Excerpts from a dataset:
Start of Block
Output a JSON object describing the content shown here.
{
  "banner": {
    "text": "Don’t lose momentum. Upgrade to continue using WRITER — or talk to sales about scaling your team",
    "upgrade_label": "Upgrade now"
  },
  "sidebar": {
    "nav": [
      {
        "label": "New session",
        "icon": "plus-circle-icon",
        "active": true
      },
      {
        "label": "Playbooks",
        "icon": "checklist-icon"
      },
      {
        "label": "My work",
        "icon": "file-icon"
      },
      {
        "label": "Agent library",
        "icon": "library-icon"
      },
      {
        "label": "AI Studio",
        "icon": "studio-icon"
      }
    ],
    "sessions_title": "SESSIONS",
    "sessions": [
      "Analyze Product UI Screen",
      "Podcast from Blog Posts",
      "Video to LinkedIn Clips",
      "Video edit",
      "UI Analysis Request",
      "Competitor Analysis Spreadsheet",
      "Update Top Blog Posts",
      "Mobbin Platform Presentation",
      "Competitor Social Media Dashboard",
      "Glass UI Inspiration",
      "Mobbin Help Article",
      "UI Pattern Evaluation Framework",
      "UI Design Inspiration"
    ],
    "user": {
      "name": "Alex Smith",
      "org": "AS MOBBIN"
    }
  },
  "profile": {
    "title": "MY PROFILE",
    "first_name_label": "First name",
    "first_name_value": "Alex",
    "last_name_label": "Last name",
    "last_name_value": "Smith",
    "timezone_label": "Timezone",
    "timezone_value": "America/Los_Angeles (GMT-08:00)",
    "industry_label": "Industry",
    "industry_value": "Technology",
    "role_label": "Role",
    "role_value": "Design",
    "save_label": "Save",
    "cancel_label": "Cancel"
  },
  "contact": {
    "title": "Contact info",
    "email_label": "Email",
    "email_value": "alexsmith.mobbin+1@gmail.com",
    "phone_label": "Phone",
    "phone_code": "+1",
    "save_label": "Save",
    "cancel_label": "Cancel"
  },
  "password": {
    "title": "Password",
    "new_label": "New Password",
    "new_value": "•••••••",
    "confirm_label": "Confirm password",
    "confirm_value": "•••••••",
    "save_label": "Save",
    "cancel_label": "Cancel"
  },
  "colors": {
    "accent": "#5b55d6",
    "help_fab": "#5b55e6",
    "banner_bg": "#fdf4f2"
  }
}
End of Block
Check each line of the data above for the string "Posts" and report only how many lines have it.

WRITTEN ANSWER: 2